# [RECORDS FOR THE TASK]
"""

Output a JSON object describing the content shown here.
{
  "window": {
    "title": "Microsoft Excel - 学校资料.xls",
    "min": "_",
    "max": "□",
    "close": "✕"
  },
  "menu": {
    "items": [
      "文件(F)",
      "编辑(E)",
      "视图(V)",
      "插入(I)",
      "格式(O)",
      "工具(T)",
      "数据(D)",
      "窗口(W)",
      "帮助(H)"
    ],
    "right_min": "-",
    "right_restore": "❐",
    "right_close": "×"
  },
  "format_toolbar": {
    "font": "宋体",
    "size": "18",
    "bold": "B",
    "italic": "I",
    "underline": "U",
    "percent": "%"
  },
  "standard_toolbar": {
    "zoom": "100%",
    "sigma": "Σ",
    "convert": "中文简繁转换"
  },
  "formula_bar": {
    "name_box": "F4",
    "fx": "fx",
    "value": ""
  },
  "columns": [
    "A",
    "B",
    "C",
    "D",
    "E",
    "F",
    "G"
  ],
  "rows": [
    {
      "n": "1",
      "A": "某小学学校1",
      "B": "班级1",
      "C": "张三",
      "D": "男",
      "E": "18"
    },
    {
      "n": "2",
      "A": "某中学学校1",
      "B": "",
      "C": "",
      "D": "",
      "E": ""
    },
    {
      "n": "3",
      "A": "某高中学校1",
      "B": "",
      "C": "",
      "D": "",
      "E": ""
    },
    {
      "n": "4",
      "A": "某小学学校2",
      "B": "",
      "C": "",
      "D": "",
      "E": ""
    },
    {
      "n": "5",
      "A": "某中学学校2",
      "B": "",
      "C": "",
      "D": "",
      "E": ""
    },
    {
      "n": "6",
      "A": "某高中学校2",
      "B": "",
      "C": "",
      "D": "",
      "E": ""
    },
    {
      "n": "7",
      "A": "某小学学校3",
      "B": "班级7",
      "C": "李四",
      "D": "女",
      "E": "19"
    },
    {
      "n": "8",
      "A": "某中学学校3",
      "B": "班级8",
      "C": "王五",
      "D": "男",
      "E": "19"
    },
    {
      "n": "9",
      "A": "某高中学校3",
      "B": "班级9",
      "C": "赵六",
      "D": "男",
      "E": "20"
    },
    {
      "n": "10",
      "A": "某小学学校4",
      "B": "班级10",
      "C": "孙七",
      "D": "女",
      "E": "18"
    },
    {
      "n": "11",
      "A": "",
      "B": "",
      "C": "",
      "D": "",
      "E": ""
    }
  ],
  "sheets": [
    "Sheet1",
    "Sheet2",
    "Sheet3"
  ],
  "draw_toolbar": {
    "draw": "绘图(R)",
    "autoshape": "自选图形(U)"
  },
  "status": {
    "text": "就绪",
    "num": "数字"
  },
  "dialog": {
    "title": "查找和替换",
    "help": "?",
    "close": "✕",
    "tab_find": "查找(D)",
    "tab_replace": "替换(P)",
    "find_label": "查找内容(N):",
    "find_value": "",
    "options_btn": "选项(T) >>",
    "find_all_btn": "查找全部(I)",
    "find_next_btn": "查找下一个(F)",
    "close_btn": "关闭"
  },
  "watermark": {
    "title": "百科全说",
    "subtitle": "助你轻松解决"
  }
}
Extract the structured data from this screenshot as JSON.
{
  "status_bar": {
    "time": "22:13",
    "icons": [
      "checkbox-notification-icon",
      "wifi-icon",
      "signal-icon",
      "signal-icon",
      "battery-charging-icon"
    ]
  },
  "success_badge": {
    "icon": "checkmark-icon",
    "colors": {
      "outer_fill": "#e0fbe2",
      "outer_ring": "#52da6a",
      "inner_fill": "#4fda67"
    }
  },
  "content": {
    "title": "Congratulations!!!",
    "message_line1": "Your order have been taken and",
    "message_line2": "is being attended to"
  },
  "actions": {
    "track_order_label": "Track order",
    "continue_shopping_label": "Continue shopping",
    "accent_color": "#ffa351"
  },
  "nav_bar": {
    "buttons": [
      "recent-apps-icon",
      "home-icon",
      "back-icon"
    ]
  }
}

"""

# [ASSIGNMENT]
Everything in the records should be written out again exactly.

# [RESULT OF THE EXERCISE]
Output a JSON object describing the content shown here.
{
  "window": {
    "title": "Microsoft Excel - 学校资料.xls",
    "min": "_",
    "max": "□",
    "close": "✕"
  },
  "menu": {
    "items": [
      "文件(F)",
      "编辑(E)",
      "视图(V)",
      "插入(I)",
      "格式(O)",
      "工具(T)",
      "数据(D)",
      "窗口(W)",
      "帮助(H)"
    ],
    "right_min": "-",
    "right_restore": "❐",
    "right_close": "×"
  },
  "format_toolbar": {
    "font": "宋体",
    "size": "18",
    "bold": "B",
    "italic": "I",
    "underline": "U",
    "percent": "%"
  },
  "standard_toolbar": {
    "zoom": "100%",
    "sigma": "Σ",
    "convert": "中文简繁转换"
  },
  "formula_bar": {
    "name_box": "F4",
    "fx": "fx",
    "value": ""
  },
  "columns": [
    "A",
    "B",
    "C",
    "D",
    "E",
    "F",
    "G"
  ],
  "rows": [
    {
      "n": "1",
      "A": "某小学学校1",
      "B": "班级1",
      "C": "张三",
      "D": "男",
      "E": "18"
    },
    {
      "n": "2",
      "A": "某中学学校1",
      "B": "",
      "C": "",
      "D": "",
      "E": ""
    },
    {
      "n": "3",
      "A": "某高中学校1",
      "B": "",
      "C": "",
      "D": "",
      "E": ""
    },
    {
      "n": "4",
      "A": "某小学学校2",
      "B": "",
      "C": "",
      "D": "",
      "E": ""
    },
    {
      "n": "5",
      "A": "某中学学校2",
      "B": "",
      "C": "",
      "D": "",
      "E": ""
    },
    {
      "n": "6",
      "A": "某高中学校2",
      "B": "",
      "C": "",
      "D": "",
      "E": ""
    },
    {
      "n": "7",
      "A": "某小学学校3",
      "B": "班级7",
      "C": "李四",
      "D": "女",
      "E": "19"
    },
    {
      "n": "8",
      "A": "某中学学校3",
      "B": "班级8",
      "C": "王五",
      "D": "男",
      "E": "19"
    },
    {
      "n": "9",
      "A": "某高中学校3",
      "B": "班级9",
      "C": "赵六",
      "D": "男",
      "E": "20"
    },
    {
      "n": "10",
      "A": "某小学学校4",
      "B": "班级10",
      "C": "孙七",
      "D": "女",
      "E": "18"
    },
    {
      "n": "11",
      "A": "",
      "B": "",
      "C": "",
      "D": "",
      "E": ""
    }
  ],
  "sheets": [
    "Sheet1",
    "Sheet2",
    "Sheet3"
  ],
  "draw_toolbar": {
    "draw": "绘图(R)",
    "autoshape": "自选图形(U)"
  },
  "status": {
    "text": "就绪",
    "num": "数字"
  },
  "dialog": {
    "title": "查找和替换",
    "help": "?",
    "close": "✕",
    "tab_find": "查找(D)",
    "tab_replace": "替换(P)",
    "find_label": "查找内容(N):",
    "find_value": "",
    "options_btn": "选项(T) >>",
    "find_all_btn": "查找全部(I)",
    "find_next_btn": "查找下一个(F)",
    "close_btn": "关闭"
  },
  "watermark": {
    "title": "百科全说",
    "subtitle": "助你轻松解决"
  }
}
Extract the structured data from this screenshot as JSON.
{
  "status_bar": {
    "time": "22:13",
    "icons": [
      "checkbox-notification-icon",
      "wifi-icon",
      "signal-icon",
      "signal-icon",
      "battery-charging-icon"
    ]
  },
  "success_badge": {
    "icon": "checkmark-icon",
    "colors": {
      "outer_fill": "#e0fbe2",
      "outer_ring": "#52da6a",
      "inner_fill": "#4fda67"
    }
  },
  "content": {
    "title": "Congratulations!!!",
    "message_line1": "Your order have been taken and",
    "message_line2": "is being attended to"
  },
  "actions": {
    "track_order_label": "Track order",
    "continue_shopping_label": "Continue shopping",
    "accent_color": "#ffa351"
  },
  "nav_bar": {
    "buttons": [
      "recent-apps-icon",
      "home-icon",
      "back-icon"
    ]
  }
}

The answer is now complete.